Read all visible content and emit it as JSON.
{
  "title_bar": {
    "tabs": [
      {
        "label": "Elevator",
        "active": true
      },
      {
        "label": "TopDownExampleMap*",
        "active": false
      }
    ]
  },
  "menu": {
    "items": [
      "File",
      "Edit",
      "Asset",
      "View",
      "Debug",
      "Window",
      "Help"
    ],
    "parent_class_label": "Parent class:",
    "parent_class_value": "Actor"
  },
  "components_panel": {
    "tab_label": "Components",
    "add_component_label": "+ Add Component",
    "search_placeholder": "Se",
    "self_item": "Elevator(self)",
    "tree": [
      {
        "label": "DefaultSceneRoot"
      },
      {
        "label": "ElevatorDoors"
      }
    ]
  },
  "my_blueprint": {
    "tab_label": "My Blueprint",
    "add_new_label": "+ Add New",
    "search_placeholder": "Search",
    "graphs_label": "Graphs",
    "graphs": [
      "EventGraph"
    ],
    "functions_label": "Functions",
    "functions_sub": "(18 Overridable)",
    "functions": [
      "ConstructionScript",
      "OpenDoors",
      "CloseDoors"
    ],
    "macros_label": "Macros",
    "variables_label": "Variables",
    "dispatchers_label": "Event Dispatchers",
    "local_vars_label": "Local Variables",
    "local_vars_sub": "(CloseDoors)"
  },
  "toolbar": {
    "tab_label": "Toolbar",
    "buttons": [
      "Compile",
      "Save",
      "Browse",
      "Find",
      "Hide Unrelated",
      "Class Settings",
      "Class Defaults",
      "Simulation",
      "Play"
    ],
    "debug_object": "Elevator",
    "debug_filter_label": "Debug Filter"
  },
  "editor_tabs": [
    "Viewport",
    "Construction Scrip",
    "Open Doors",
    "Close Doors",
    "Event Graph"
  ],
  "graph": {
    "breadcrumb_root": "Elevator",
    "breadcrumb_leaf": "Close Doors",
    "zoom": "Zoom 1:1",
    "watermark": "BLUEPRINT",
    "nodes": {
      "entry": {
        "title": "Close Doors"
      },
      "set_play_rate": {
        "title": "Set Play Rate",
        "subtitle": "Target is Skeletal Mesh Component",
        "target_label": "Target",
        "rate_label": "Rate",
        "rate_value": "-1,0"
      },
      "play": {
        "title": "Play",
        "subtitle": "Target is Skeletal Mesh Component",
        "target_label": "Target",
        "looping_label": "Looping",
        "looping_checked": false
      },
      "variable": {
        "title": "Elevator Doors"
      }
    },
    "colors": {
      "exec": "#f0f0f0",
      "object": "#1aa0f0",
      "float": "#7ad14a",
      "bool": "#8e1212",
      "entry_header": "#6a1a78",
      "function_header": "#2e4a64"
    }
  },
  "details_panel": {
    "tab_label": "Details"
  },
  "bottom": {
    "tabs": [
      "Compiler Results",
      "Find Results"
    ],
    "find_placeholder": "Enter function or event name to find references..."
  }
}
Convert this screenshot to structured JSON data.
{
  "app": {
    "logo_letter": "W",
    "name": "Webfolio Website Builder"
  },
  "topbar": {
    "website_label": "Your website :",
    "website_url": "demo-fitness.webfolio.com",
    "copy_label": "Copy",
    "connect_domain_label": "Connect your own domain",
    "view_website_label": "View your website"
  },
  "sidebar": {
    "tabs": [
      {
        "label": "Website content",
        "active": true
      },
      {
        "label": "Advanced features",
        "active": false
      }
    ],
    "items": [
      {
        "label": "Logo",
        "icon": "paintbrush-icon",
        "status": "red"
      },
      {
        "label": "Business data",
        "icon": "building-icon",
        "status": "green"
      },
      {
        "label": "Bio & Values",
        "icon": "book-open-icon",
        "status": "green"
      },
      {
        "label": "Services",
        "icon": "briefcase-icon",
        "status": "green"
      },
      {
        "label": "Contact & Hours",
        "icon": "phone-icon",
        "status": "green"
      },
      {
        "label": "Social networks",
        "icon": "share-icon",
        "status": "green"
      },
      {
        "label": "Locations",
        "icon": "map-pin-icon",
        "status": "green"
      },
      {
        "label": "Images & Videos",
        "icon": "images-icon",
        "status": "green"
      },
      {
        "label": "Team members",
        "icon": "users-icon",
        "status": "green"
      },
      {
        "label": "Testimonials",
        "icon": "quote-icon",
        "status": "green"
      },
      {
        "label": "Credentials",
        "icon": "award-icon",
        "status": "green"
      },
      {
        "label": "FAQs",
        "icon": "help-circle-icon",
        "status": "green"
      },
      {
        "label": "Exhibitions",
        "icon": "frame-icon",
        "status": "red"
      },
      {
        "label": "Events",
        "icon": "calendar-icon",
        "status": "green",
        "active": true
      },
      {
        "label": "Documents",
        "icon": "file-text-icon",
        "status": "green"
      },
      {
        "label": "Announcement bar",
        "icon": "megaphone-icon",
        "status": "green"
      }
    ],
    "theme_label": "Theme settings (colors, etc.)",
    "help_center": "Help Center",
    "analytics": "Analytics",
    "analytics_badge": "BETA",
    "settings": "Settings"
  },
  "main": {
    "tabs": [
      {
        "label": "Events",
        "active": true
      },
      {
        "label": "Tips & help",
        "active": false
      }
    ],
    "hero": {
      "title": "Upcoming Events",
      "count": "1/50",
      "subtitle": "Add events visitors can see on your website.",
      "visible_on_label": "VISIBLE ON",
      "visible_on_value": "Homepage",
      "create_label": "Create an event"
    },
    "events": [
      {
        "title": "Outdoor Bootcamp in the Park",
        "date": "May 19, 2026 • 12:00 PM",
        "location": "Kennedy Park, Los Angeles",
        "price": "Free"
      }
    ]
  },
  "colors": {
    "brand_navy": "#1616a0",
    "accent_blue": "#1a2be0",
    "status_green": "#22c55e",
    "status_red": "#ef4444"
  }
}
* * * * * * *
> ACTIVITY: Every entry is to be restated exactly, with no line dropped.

> ANSWER SPACE:
Read all visible content and emit it as JSON.
{
  "title_bar": {
    "tabs": [
      {
        "label": "Elevator",
        "active": true
      },
      {
        "label": "TopDownExampleMap*",
        "active": false
      }
    ]
  },
  "menu": {
    "items": [
      "File",
      "Edit",
      "Asset",
      "View",
      "Debug",
      "Window",
      "Help"
    ],
    "parent_class_label": "Parent class:",
    "parent_class_value": "Actor"
  },
  "components_panel": {
    "tab_label": "Components",
    "add_component_label": "+ Add Component",
    "search_placeholder": "Se",
    "self_item": "Elevator(self)",
    "tree": [
      {
        "label": "DefaultSceneRoot"
      },
      {
        "label": "ElevatorDoors"
      }
    ]
  },
  "my_blueprint": {
    "tab_label": "My Blueprint",
    "add_new_label": "+ Add New",
    "search_placeholder": "Search",
    "graphs_label": "Graphs",
    "graphs": [
      "EventGraph"
    ],
    "functions_label": "Functions",
    "functions_sub": "(18 Overridable)",
    "functions": [
      "ConstructionScript",
      "OpenDoors",
      "CloseDoors"
    ],
    "macros_label": "Macros",
    "variables_label": "Variables",
    "dispatchers_label": "Event Dispatchers",
    "local_vars_label": "Local Variables",
    "local_vars_sub": "(CloseDoors)"
  },
  "toolbar": {
    "tab_label": "Toolbar",
    "buttons": [
      "Compile",
      "Save",
      "Browse",
      "Find",
      "Hide Unrelated",
      "Class Settings",
      "Class Defaults",
      "Simulation",
      "Play"
    ],
    "debug_object": "Elevator",
    "debug_filter_label": "Debug Filter"
  },
  "editor_tabs": [
    "Viewport",
    "Construction Scrip",
    "Open Doors",
    "Close Doors",
    "Event Graph"
  ],
  "graph": {
    "breadcrumb_root": "Elevator",
    "breadcrumb_leaf": "Close Doors",
    "zoom": "Zoom 1:1",
    "watermark": "BLUEPRINT",
    "nodes": {
      "entry": {
        "title": "Close Doors"
      },
      "set_play_rate": {
        "title": "Set Play Rate",
        "subtitle": "Target is Skeletal Mesh Component",
        "target_label": "Target",
        "rate_label": "Rate",
        "rate_value": "-1,0"
      },
      "play": {
        "title": "Play",
        "subtitle": "Target is Skeletal Mesh Component",
        "target_label": "Target",
        "looping_label": "Looping",
        "looping_checked": false
      },
      "variable": {
        "title": "Elevator Doors"
      }
    },
    "colors": {
      "exec": "#f0f0f0",
      "object": "#1aa0f0",
      "float": "#7ad14a",
      "bool": "#8e1212",
      "entry_header": "#6a1a78",
      "function_header": "#2e4a64"
    }
  },
  "details_panel": {
    "tab_label": "Details"
  },
  "bottom": {
    "tabs": [
      "Compiler Results",
      "Find Results"
    ],
    "find_placeholder": "Enter function or event name to find references..."
  }
}
Convert this screenshot to structured JSON data.
{
  "app": {
    "logo_letter": "W",
    "name": "Webfolio Website Builder"
  },
  "topbar": {
    "website_label": "Your website :",
    "website_url": "demo-fitness.webfolio.com",
    "copy_label": "Copy",
    "connect_domain_label": "Connect your own domain",
    "view_website_label": "View your website"
  },
  "sidebar": {
    "tabs": [
      {
        "label": "Website content",
        "active": true
      },
      {
        "label": "Advanced features",
        "active": false
      }
    ],
    "items": [
      {
        "label": "Logo",
        "icon": "paintbrush-icon",
        "status": "red"
      },
      {
        "label": "Business data",
        "icon": "building-icon",
        "status": "green"
      },
      {
        "label": "Bio & Values",
        "icon": "book-open-icon",
        "status": "green"
      },
      {
        "label": "Services",
        "icon": "briefcase-icon",
        "status": "green"
      },
      {
        "label": "Contact & Hours",
        "icon": "phone-icon",
        "status": "green"
      },
      {
        "label": "Social networks",
        "icon": "share-icon",
        "status": "green"
      },
      {
        "label": "Locations",
        "icon": "map-pin-icon",
        "status": "green"
      },
      {
        "label": "Images & Videos",
        "icon": "images-icon",
        "status": "green"
      },
      {
        "label": "Team members",
        "icon": "users-icon",
        "status": "green"
      },
      {
        "label": "Testimonials",
        "icon": "quote-icon",
        "status": "green"
      },
      {
        "label": "Credentials",
        "icon": "award-icon",
        "status": "green"
      },
      {
        "label": "FAQs",
        "icon": "help-circle-icon",
        "status": "green"
      },
      {
        "label": "Exhibitions",
        "icon": "frame-icon",
        "status": "red"
      },
      {
        "label": "Events",
        "icon": "calendar-icon",
        "status": "green",
        "active": true
      },
      {
        "label": "Documents",
        "icon": "file-text-icon",
        "status": "green"
      },
      {
        "label": "Announcement bar",
        "icon": "megaphone-icon",
        "status": "green"
      }
    ],
    "theme_label": "Theme settings (colors, etc.)",
    "help_center": "Help Center",
    "analytics": "Analytics",
    "analytics_badge": "BETA",
    "settings": "Settings"
  },
  "main": {
    "tabs": [
      {
        "label": "Events",
        "active": true
      },
      {
        "label": "Tips & help",
        "active": false
      }
    ],
    "hero": {
      "title": "Upcoming Events",
      "count": "1/50",
      "subtitle": "Add events visitors can see on your website.",
      "visible_on_label": "VISIBLE ON",
      "visible_on_value": "Homepage",
      "create_label": "Create an event"
    },
    "events": [
      {
        "title": "Outdoor Bootcamp in the Park",
        "date": "May 19, 2026 • 12:00 PM",
        "location": "Kennedy Park, Los Angeles",
        "price": "Free"
      }
    ]
  },
  "colors": {
    "brand_navy": "#1616a0",
    "accent_blue": "#1a2be0",
    "status_green": "#22c55e",
    "status_red": "#ef4444"
  }
}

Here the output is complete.